• Exercise objective: Please return all of the entries below exactly as they are written.

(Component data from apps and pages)
+-------+
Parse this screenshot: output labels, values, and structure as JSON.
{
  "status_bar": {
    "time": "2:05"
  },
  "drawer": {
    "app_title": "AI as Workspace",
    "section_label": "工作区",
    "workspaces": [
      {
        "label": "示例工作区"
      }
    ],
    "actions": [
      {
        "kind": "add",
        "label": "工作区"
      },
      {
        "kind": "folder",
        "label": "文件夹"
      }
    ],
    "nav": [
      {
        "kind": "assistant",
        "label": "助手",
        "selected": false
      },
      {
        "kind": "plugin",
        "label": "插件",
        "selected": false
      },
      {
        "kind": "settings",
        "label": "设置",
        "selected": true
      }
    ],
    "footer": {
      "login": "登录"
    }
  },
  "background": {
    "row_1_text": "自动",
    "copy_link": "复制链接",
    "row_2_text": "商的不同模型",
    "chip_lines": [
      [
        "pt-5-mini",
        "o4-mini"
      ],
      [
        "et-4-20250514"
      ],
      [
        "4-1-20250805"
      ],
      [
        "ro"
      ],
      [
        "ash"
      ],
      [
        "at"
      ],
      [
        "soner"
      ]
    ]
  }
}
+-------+
• Solution to this exercise:
Parse this screenshot: output labels, values, and structure as JSON.
{
  "status_bar": {
    "time": "2:05"
  },
  "drawer": {
    "app_title": "AI as Workspace",
    "section_label": "工作区",
    "workspaces": [
      {
        "label": "示例工作区"
      }
    ],
    "actions": [
      {
        "kind": "add",
        "label": "工作区"
      },
      {
        "kind": "folder",
        "label": "文件夹"
      }
    ],
    "nav": [
      {
        "kind": "assistant",
        "label": "助手",
        "selected": false
      },
      {
        "kind": "plugin",
        "label": "插件",
        "selected": false
      },
      {
        "kind": "settings",
        "label": "设置",
        "selected": true
      }
    ],
    "footer": {
      "login": "登录"
    }
  },
  "background": {
    "row_1_text": "自动",
    "copy_link": "复制链接",
    "row_2_text": "商的不同模型",
    "chip_lines": [
      [
        "pt-5-mini",
        "o4-mini"
      ],
      [
        "et-4-20250514"
      ],
      [
        "4-1-20250805"
      ],
      [
        "ro"
      ],
      [
        "ash"
      ],
      [
        "at"
      ],
      [
        "soner"
      ]
    ]
  }
}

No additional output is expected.